S.W.R. Mon., Nov. 10, 1919 – MRS. MARY DONOHOE DIED FRIDAY MORN. – Mrs. W. D. Kelly received a telegram Saturday afternoon announcing the rather sudden death of her mother, Mrs. Mary Donohoe, in Columbus at 11:30 o’clock Friday forenoon. Mrs. Donohoe had not been seriously ill and her death came as a decided and unexpected shock. She was 75 years of age, a splendid Christian woman. She formerly resided in Ironton and while here was affiliated with the First M. E. church. She moved to Columbus about fifteen years ago and had been a resident of that city from that time until her death. She is survived by the following children: Mrs. Mollie Hunter of Columbus, Mrs. Clark Sloan of Cleveland, Mrs. W. D. Kelly of Ironton and Mrs. Grace Ellis of Washington, D. C. Two other daughters, Mrs. T. D. Evans and Mrs. Nannie Perry are dead.

Mrs. Kelly went to Columbus this morning to arrange for the funeral. The body of the deceased will be brought to this city for burial.


3011 *Rosemary Kelly

(3008) Ironton Austin Kelly, Jr., son of Ironton Austin and Mary Frances (Kirker) Kelly, was born 1878 and married (3010) Ethyl Bird.
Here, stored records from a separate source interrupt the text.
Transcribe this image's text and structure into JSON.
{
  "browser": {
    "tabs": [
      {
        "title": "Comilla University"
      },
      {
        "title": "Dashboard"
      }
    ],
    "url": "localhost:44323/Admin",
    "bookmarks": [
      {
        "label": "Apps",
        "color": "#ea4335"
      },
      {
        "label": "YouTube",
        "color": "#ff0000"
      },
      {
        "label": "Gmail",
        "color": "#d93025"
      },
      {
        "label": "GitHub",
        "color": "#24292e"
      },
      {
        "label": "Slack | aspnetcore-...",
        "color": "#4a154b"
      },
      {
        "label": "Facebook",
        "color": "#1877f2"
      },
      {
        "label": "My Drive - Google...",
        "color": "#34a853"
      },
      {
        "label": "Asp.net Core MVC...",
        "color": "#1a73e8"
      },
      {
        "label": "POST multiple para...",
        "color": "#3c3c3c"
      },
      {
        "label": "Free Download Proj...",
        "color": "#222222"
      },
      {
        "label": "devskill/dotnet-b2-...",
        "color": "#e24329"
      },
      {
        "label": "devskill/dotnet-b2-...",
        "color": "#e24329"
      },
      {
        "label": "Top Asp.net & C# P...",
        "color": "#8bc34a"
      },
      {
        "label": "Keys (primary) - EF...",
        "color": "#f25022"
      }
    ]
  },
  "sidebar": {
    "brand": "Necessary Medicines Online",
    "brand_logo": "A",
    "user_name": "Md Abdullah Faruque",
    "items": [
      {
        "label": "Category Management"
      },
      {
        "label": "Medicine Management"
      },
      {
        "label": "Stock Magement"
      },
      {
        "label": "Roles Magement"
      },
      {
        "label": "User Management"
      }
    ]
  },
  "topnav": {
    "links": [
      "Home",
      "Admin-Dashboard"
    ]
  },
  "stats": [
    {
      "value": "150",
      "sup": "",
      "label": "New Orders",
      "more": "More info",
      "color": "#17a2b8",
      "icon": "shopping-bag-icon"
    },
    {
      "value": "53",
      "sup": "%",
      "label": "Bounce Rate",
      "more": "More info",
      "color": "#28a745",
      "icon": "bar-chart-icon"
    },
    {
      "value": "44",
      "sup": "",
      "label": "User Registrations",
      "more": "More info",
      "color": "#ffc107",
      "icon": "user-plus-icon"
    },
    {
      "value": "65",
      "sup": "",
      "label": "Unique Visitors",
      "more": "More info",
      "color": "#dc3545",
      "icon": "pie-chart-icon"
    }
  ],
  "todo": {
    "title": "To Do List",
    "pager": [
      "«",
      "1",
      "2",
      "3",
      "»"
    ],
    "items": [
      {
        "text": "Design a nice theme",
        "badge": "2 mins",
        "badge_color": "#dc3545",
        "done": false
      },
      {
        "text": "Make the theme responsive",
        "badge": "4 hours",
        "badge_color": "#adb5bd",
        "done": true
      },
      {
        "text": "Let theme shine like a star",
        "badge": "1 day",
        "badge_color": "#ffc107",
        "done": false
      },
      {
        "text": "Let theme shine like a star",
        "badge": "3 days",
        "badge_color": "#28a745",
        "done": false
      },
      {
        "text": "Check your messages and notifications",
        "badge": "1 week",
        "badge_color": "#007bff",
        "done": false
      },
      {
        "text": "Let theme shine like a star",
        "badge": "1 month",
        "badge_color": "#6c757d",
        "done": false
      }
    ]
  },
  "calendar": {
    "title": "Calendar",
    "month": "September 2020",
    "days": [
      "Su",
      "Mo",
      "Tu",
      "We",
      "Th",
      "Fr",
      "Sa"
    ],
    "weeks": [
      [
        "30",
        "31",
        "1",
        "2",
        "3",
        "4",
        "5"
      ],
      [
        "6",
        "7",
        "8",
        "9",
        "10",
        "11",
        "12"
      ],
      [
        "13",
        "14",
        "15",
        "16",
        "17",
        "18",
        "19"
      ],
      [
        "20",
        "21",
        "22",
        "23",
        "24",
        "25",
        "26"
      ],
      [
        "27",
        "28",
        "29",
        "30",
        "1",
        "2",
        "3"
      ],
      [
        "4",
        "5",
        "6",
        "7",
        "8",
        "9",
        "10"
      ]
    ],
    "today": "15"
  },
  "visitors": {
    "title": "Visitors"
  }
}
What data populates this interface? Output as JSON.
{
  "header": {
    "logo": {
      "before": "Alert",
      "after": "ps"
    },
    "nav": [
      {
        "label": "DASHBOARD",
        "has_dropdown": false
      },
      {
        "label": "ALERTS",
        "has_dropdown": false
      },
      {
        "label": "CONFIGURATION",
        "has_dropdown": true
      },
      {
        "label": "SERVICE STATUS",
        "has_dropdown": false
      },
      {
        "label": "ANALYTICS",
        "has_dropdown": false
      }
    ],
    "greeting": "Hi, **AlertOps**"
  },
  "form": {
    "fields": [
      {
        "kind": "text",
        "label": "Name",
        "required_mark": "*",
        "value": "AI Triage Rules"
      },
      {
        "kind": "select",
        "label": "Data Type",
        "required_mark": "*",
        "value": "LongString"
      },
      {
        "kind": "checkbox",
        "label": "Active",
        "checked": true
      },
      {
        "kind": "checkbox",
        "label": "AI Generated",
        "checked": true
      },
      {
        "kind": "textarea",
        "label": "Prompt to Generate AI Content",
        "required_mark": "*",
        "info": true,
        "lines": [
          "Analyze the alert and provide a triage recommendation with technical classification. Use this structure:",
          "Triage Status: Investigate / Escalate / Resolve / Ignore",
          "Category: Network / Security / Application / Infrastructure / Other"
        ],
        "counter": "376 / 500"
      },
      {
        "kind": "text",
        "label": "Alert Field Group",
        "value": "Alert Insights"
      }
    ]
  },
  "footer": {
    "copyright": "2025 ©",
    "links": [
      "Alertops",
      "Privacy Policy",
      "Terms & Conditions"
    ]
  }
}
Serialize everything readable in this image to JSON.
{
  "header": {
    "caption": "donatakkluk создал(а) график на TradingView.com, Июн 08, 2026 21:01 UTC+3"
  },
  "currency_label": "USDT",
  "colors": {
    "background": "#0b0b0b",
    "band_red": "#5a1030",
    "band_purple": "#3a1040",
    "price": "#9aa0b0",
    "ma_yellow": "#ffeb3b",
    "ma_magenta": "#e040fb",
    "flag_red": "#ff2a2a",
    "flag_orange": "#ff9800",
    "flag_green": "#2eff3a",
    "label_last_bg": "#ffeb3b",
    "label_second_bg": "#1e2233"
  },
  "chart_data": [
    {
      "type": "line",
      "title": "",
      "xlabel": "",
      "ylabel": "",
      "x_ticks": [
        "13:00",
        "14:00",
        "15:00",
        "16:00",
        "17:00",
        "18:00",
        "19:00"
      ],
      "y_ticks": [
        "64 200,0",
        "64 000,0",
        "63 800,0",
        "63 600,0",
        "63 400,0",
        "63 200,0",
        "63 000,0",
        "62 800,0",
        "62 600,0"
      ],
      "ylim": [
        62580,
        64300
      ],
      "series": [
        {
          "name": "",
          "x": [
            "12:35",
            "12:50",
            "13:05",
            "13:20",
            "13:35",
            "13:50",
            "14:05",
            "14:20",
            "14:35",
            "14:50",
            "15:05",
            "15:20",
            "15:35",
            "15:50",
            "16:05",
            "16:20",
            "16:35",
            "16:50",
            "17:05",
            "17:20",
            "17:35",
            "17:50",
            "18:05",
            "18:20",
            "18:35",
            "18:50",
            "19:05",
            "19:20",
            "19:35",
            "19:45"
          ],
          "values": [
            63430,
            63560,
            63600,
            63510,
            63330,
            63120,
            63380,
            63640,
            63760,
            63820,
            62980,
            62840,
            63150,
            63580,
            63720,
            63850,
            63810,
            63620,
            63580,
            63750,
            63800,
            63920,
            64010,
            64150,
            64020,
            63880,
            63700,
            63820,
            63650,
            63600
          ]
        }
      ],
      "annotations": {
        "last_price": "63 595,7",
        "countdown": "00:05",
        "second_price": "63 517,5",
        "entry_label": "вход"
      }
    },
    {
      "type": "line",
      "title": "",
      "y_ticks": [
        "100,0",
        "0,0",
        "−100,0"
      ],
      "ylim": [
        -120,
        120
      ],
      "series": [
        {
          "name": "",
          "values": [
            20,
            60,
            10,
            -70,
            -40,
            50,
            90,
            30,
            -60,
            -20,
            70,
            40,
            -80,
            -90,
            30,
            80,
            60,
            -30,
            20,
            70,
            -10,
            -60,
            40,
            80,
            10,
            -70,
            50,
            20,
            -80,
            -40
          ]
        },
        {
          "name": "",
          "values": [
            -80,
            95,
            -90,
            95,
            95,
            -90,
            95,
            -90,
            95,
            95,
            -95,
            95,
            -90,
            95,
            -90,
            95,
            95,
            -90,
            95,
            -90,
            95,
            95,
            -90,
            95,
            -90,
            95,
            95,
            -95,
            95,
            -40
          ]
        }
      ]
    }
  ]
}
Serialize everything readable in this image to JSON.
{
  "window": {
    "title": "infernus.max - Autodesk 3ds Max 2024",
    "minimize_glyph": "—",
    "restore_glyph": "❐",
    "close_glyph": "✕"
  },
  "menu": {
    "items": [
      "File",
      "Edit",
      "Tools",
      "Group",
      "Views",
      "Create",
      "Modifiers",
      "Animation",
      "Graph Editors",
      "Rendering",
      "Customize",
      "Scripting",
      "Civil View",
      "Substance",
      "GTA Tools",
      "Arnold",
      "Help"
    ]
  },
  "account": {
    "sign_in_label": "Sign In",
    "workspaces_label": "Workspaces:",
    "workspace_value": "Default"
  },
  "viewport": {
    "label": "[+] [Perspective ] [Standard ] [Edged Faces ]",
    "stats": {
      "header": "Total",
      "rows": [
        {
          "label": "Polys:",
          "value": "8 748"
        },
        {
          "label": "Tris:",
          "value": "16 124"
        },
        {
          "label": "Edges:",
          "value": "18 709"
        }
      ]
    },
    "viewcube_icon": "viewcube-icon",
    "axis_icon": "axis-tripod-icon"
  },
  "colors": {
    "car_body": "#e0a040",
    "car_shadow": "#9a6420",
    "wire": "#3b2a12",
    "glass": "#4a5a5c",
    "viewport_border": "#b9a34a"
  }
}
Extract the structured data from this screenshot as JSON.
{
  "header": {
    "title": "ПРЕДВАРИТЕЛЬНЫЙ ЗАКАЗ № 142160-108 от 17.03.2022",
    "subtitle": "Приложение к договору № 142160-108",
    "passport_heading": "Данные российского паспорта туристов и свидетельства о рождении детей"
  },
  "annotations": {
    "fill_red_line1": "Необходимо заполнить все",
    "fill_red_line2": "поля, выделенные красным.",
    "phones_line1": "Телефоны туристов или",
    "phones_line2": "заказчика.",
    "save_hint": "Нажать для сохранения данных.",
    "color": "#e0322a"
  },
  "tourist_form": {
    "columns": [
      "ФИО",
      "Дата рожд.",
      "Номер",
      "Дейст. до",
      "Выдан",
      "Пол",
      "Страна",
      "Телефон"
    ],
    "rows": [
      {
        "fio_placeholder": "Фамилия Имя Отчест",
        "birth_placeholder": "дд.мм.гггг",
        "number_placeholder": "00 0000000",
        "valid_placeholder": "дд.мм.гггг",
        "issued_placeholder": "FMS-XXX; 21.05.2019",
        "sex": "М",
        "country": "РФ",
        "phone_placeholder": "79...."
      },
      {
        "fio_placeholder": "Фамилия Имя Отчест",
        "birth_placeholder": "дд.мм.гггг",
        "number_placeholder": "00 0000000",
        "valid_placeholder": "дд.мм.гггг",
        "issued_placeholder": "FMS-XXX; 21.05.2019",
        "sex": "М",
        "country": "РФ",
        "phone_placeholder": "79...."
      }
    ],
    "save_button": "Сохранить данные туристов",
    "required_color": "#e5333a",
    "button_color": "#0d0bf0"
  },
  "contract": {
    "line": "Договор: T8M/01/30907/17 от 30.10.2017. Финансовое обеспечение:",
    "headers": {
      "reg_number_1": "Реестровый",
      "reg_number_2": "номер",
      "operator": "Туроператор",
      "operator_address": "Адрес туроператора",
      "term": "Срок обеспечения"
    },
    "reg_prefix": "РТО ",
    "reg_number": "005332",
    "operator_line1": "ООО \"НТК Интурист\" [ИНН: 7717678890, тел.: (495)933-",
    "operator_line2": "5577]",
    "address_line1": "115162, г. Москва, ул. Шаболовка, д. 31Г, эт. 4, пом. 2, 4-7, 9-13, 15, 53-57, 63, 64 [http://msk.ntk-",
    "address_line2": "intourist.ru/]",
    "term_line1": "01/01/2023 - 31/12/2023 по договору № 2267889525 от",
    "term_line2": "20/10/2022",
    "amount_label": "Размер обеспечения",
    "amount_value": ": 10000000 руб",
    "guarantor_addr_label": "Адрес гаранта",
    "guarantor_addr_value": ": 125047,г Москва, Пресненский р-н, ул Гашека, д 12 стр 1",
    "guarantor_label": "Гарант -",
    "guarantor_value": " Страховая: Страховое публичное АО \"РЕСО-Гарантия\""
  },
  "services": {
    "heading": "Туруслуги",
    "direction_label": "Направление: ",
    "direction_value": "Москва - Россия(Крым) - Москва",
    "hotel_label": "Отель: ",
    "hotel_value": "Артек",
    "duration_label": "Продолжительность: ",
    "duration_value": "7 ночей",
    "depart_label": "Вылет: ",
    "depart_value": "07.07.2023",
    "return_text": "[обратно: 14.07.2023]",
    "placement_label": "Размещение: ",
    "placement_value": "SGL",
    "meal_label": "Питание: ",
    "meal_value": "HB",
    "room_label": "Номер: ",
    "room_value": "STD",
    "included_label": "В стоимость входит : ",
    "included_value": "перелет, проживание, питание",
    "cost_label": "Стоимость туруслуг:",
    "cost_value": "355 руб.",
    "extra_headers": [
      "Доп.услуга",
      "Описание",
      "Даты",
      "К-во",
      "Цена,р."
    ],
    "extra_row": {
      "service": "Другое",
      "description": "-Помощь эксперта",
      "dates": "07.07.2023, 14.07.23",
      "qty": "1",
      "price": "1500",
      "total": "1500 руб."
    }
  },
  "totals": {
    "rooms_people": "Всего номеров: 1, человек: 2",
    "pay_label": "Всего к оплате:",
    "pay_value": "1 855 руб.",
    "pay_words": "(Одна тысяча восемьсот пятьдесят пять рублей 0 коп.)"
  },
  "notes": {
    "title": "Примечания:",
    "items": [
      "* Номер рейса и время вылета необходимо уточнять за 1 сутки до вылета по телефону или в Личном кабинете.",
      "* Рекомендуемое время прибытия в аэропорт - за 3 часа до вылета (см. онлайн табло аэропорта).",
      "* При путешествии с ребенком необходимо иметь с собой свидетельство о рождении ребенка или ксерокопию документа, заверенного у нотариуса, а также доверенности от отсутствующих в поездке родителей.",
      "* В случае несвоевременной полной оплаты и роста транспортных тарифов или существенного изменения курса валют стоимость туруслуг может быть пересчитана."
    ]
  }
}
Ironton Austin, Jr., died 1952. Notes for Ironton Austin Kelly, Jr.:
I.R. ____________ The twin sons of Mr. and Mrs. Austin Kelly of Ashland have been named for their grandfathers, and will be christened Ironton Austin and Edward James, for Mr. Ironton A. Kelly and Mr. E. J. Bird, jr. The bright little fellows are so much alike that recently, when one of them lost the ribbon placed on his arm to designate him, there was some consternation in the Kelly household until a conference was held and it was decided which was which.


3013 *Ironton Austin Kelly, III
3014 *Bird Kelly

(4967) Donald Brown Kelly, son of Ironton Austin and Mary Frances (Kirker) Kelly, was born about 1883. Donald Brown died 21 Dec 1885 in Lawrence Co., OH and was buried in Lawrence Co., OH, Woodland Cem..

Notes for Donald Brown Kelly:
Died in infancy.

(5058) Male Smith, son of John J. and Lucy M. (Kelley) Smith, was born Mar 1893 in Sweet Springs, MO.

(3011) Rosemary Kelly, daughter of William Dollarhide and Helen (Donahoe) Kelly, married (3012) James Bedall.

No children of this marriage in these records.

(3013) Ironton Austin Kelly, III, son of Ironton Austin, Jr., and Ethyl (Bird) Kelly.

Notes for Ironton Austin Kelly, III:
I.E.T. Thurs., May 28, 1942 – I. AUSTIN KELLY RETURNS TO OHIO – SCION OF PROMINENT IRONTON FAMILIES IS NEW YORK REAL ESTATE EXPERT – Ironton friends, especially older residents, will be interested in announcement that I. Austin Kelly, 3rd, scion of Ironton’s most prominent pioneer families, will give the address at Commencement exercises of Ohio Military Institute on June 1. He will speak on the advantage of military education.

Mr. Kelly is one of twin boys born. The car will be shipped from Detroit on September 25th.

S.W.I. Friday, Sept. 21, 1906 – OCTOBER 24TH – Anent the engagement of Mrs. Nannie H. Kelley to Mr. D. Gregory Wright which was announced in Tuesday morning’s Irontonian, the Cincinnati Commercial Tribune has the following to say:

“The interesting announcement of the engagement of Mrs. Nannie Honshell Kelley, of Ironton, O., to Mr. __________ [Daniel Gregory Wright]

The twins are grandsons of Ironton Kelly and Colonel E. J. Bird, who were so prominently associated with development of Ironton and the iron industry here. Their parents are living, the father in New York and their mother, Mrs. Ethel Bird Kelly on the Bird estate in Talladega, near Birmingham, Ala.

(3014) Bird Kelly, son of Ironton Austin, Jr., and Ethyl (Bird) Kelly.

Notes for Bird Kelly:
he was a twin to Ironton A. the III.